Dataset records
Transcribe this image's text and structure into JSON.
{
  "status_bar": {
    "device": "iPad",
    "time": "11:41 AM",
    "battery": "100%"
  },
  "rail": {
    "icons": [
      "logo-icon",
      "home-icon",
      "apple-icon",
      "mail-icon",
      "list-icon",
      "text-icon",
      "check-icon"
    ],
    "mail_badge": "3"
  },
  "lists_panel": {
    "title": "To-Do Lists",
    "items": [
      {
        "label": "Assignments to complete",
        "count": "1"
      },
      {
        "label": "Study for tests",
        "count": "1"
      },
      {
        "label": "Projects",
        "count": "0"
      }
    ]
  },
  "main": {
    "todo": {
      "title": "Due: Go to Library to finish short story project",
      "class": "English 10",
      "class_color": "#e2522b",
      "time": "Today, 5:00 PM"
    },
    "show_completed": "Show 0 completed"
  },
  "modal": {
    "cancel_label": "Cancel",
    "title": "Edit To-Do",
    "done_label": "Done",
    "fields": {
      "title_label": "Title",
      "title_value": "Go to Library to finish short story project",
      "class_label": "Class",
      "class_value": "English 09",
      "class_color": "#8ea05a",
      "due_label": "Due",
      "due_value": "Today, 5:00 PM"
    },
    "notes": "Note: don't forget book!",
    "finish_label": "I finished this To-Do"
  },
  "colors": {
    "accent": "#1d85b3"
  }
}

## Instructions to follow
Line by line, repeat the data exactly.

## Answer to this exercise
Transcribe this image's text and structure into JSON.
{
  "status_bar": {
    "device": "iPad",
    "time": "11:41 AM",
    "battery": "100%"
  },
  "rail": {
    "icons": [
      "logo-icon",
      "home-icon",
      "apple-icon",
      "mail-icon",
      "list-icon",
      "text-icon",
      "check-icon"
    ],
    "mail_badge": "3"
  },
  "lists_panel": {
    "title": "To-Do Lists",
    "items": [
      {
        "label": "Assignments to complete",
        "count": "1"
      },
      {
        "label": "Study for tests",
        "count": "1"
      },
      {
        "label": "Projects",
        "count": "0"
      }
    ]
  },
  "main": {
    "todo": {
      "title": "Due: Go to Library to finish short story project",
      "class": "English 10",
      "class_color": "#e2522b",
      "time": "Today, 5:00 PM"
    },
    "show_completed": "Show 0 completed"
  },
  "modal": {
    "cancel_label": "Cancel",
    "title": "Edit To-Do",
    "done_label": "Done",
    "fields": {
      "title_label": "Title",
      "title_value": "Go to Library to finish short story project",
      "class_label": "Class",
      "class_value": "English 09",
      "class_color": "#8ea05a",
      "due_label": "Due",
      "due_value": "Today, 5:00 PM"
    },
    "notes": "Note: don't forget book!",
    "finish_label": "I finished this To-Do"
  },
  "colors": {
    "accent": "#1d85b3"
  }
}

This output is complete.